Yesterday my grandmother died. I got the news this morning by email from my uncle. I didn’t get to say goodbye to my grandmother because my family didn’t tell me that she was near death and they haven’t informed me where or when the funeral services are. And I’m too shellshocked and grief stricken right now to find out. The one thing I can say is that my tears of rage are greatly diminished by a relentless sobbing that flows with the rhythm of the rain now pattering against my window. There is a fierce peace to these stronger tears, which mourn not only the majestic woman who my grandmother was and who I now celebrate and who I have also memorialized as the character Virignia Gaskell in my audio drama, but for the beauty of the human spirit. Despite coming from monstrous and unloving stock, my grandmother gave me the hope and the guidance I needed to live my life in defiance of meanness, especially in the last four years. She gave generously on all fronts. She checked in on people. She quietly helped others, whether they were people close to her or total strangers. And because of that, people remembered her. She believed in people and possibility. And despite all the hell I have been through, I still do too. I cannot seem to sour on life or the marvelous world around me. And I will always be grateful beyond words to my grandmother for imbuing me with this resilience.
I wish I could say that I was tough. But I’m not. Right now is a very raw place to be, especially when I consider my grandmother’s openness against the vile way the rest of my family left me for dead. My grandmother was the only member of my family who loved me for my totality when everybody else viewed me as evil and irredeemable. My grandmother saw benevolent qualities in me that I was too afraid to acknowledge until only recently. She taught me how to be kind and positive to others. She also taught me to be responsible. I am pretty sure that my ridiculous work ethic comes from her. I do know that my sense of the absurd springs in part from her.
I remember one time in my youth in which I didn’t have enough money to go to school. Despite being inexplicably pegged as a very smart and talented person, my education options were limited because I grew up poor and starved: a fragile kid coping with the residue of accrued abuse and trying to do the best he could. But I still went to school and I made up for any deficiencies by reading every book I could get my hands on and throwing myself into everything with all the natural exuberance I had. That scrappy and casual ability to roll with the punches despite all odds came from my grandmother. She did, after all, make her wedding dress from a parachute during the Depression. She was determined to celebrate life even when there weren’t a lot of options.

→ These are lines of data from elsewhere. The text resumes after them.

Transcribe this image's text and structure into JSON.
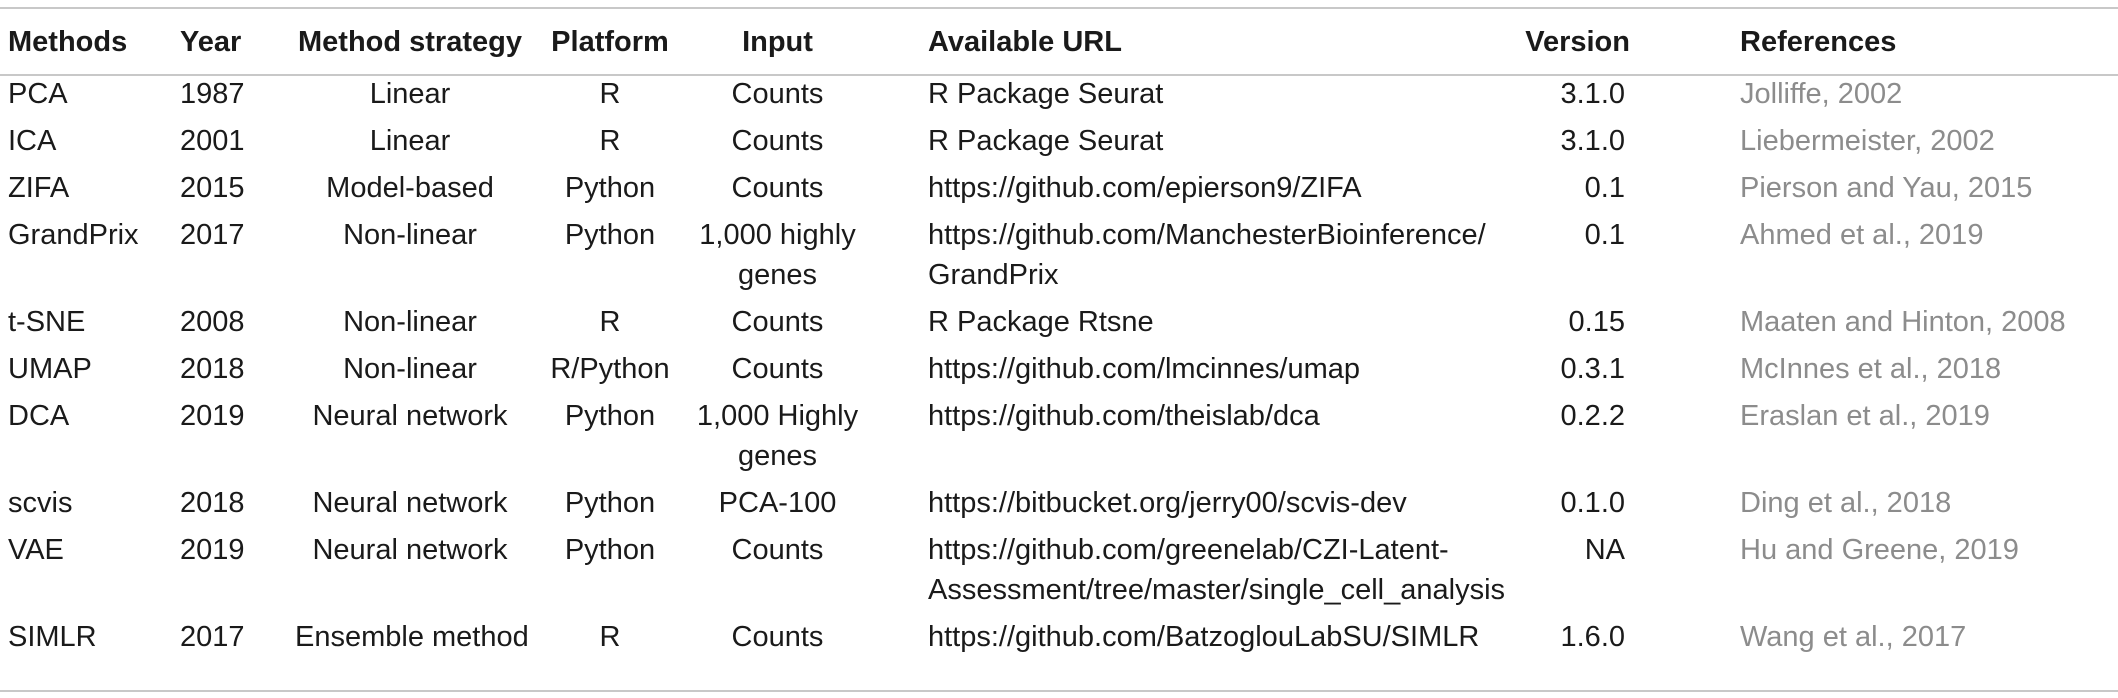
{
  "table": {
    "headers": {
      "methods": "Methods",
      "year": "Year",
      "strategy": "Method strategy",
      "platform": "Platform",
      "input": "Input",
      "url": "Available URL",
      "version": "Version",
      "references": "References"
    },
    "rows": [
      {
        "method": "PCA",
        "year": "1987",
        "strategy": "Linear",
        "platform": "R",
        "input": [
          "Counts"
        ],
        "url": [
          "R Package Seurat"
        ],
        "version": "3.1.0",
        "reference": "Jolliffe, 2002"
      },
      {
        "method": "ICA",
        "year": "2001",
        "strategy": "Linear",
        "platform": "R",
        "input": [
          "Counts"
        ],
        "url": [
          "R Package Seurat"
        ],
        "version": "3.1.0",
        "reference": "Liebermeister, 2002"
      },
      {
        "method": "ZIFA",
        "year": "2015",
        "strategy": "Model-based",
        "platform": "Python",
        "input": [
          "Counts"
        ],
        "url": [
          "https://github.com/epierson9/ZIFA"
        ],
        "version": "0.1",
        "reference": "Pierson and Yau, 2015"
      },
      {
        "method": "GrandPrix",
        "year": "2017",
        "strategy": "Non-linear",
        "platform": "Python",
        "input": [
          "1,000 highly",
          "genes"
        ],
        "url": [
          "https://github.com/ManchesterBioinference/",
          "GrandPrix"
        ],
        "version": "0.1",
        "reference": "Ahmed et al., 2019"
      },
      {
        "method": "t-SNE",
        "year": "2008",
        "strategy": "Non-linear",
        "platform": "R",
        "input": [
          "Counts"
        ],
        "url": [
          "R Package Rtsne"
        ],
        "version": "0.15",
        "reference": "Maaten and Hinton, 2008"
      },
      {
        "method": "UMAP",
        "year": "2018",
        "strategy": "Non-linear",
        "platform": "R/Python",
        "input": [
          "Counts"
        ],
        "url": [
          "https://github.com/lmcinnes/umap"
        ],
        "version": "0.3.1",
        "reference": "McInnes et al., 2018"
      },
      {
        "method": "DCA",
        "year": "2019",
        "strategy": "Neural network",
        "platform": "Python",
        "input": [
          "1,000 Highly",
          "genes"
        ],
        "url": [
          "https://github.com/theislab/dca"
        ],
        "version": "0.2.2",
        "reference": "Eraslan et al., 2019"
      },
      {
        "method": "scvis",
        "year": "2018",
        "strategy": "Neural network",
        "platform": "Python",
        "input": [
          "PCA-100"
        ],
        "url": [
          "https://bitbucket.org/jerry00/scvis-dev"
        ],
        "version": "0.1.0",
        "reference": "Ding et al., 2018"
      },
      {
        "method": "VAE",
        "year": "2019",
        "strategy": "Neural network",
        "platform": "Python",
        "input": [
          "Counts"
        ],
        "url": [
          "https://github.com/greenelab/CZI-Latent-",
          "Assessment/tree/master/single_cell_analysis"
        ],
        "version": "NA",
        "reference": "Hu and Greene, 2019"
      },
      {
        "method": "SIMLR",
        "year": "2017",
        "strategy": "Ensemble method",
        "platform": "R",
        "input": [
          "Counts"
        ],
        "url": [
          "https://github.com/BatzoglouLabSU/SIMLR"
        ],
        "version": "1.6.0",
        "reference": "Wang et al., 2017"
      }
    ]
  },
  "colors": {
    "text": "#1a1a1a",
    "reference_text": "#8c8c8c",
    "rule": "#c8c8c8"
  }
}
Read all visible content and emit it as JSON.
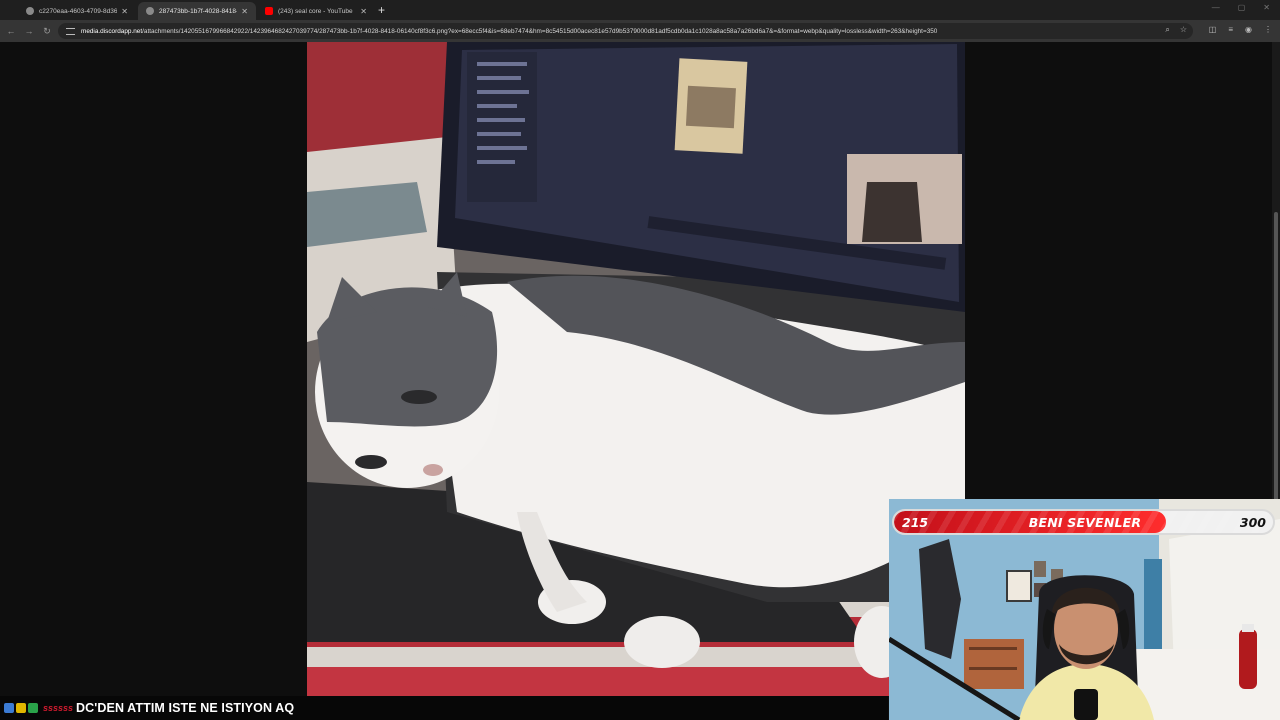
{
  "browser": {
    "tabs": [
      {
        "title": "c2270eaa-4603-4709-8d36-03f",
        "active": false,
        "favicon": "globe-icon"
      },
      {
        "title": "287473bb-1b7f-4028-8418-06",
        "active": true,
        "favicon": "globe-icon"
      },
      {
        "title": "(243) seal core - YouTube",
        "active": false,
        "favicon": "youtube-icon"
      }
    ],
    "url_host": "media.discordapp.net",
    "url_path": "/attachments/1420551679966842922/1423964682427039774/287473bb-1b7f-4028-8418-06140cf8f3c6.png?ex=68ecc5f4&is=68eb7474&hm=8c54515d00acec81e57d9b5379000d81adf5cdb0da1c1028a8ac58a7a26bd6a7&=&format=webp&quality=lossless&width=263&height=350"
  },
  "follower_goal": {
    "current": "215",
    "label": "BENI SEVENLER",
    "goal": "300",
    "progress": 0.717
  },
  "ticker": {
    "username": "ssssss",
    "message": "DC'DEN ATTIM ISTE NE ISTIYON AQ"
  },
  "colors": {
    "accent": "#e8161e",
    "bar_bg": "#f1f1f1"
  }
}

My grandmother was always baffled by the ways in which my mother neglected me and she said that I could borrow money from her. And I did, paying back the small sum each month. And when I did this regularly after about nine months, my grandmother said to me, “You don’t have to pay the rest back. I wanted you to learn something.” And I did.
People who come to know me understand that I am one of the most loyal advocates you can have. And this was because I learned from my grandmother that it was vital to be giving and not expect anything in return, even when there’s nobody in your life to give anything to you. Because of my grandmother, I do a secret good deed every day. Because of my grandmother, I have learned to love and take care of myself. Because of my grandmother, I give to others, often more than I have, when I have nothing. My grandmother would take the time to listen to everyone and she would always reframe every serious problem in a way in which it was never all that big of a deal. Had I not had my grandmother, and now I don’t have her and that not having her seems unfathomable but it is now regrettably and painfully true, I would never have landed back on my feet with a sanguine faith after a sustained period of homelessness and a series of baleful setbacks that I would never wish on anyone. My grandmother, in her own inimitable way, showed me that there was a benign way to not give a fuck and to devote yourself to living.
My grandmother always saw the good in people, even when they had severely wronged her. And she was always good for a devilish and very funny quip, which she would often mutter in a sneaky stage whisper in the kitchen, often with a glass of wine. When I lived in San Francisco, she would ask if I wanted to come up to her home in Marin County to celebrate the holidays. She was the only family member who seemed to understand that love didn’t involve a ledger, but amounted to being there for others and letting life work its strange magic.
This is the most staggering loss I’ve ever experienced. God, it hurts. My grandmother was really the only family I had. But I’m going to be kind and brave and I think that, in remembering my grandmother, I’m going to have to be more true to myself, true to the promising young man that my grandmother always saw. The rest of my family has wished me dead, but I am here, a feeling and caring and flawed and open and honest and quietly kind person who is quite happily alive, and I am now very much on my own. While my abusive and vituperative family would undoubtedly relish seeing their untrue and cartoonish vision of me confirmed, reveling in gossip and backtallk rather than listening and being present for other people and knowing that nearly every putative sully can be forgiven with enough time, I’m not going to give them that pleasure. Because that is not the way you live and love in this often hard world. And that was not the way of my grandmother.
In her own way, I think my grandmother was trying to tell me that I was her and that she was me. There was a great love and a beauty in that. There was also a great ease in the way my grandmother managed it. And I’ve been crying all morning thinking about it. And if I am her, if my heart is even one half as mighty as hers was, if that’s what she was trying to get me to see all these years, then maybe there’s some hope for me after all.
© 2018, Edward Champion. All rights reserved.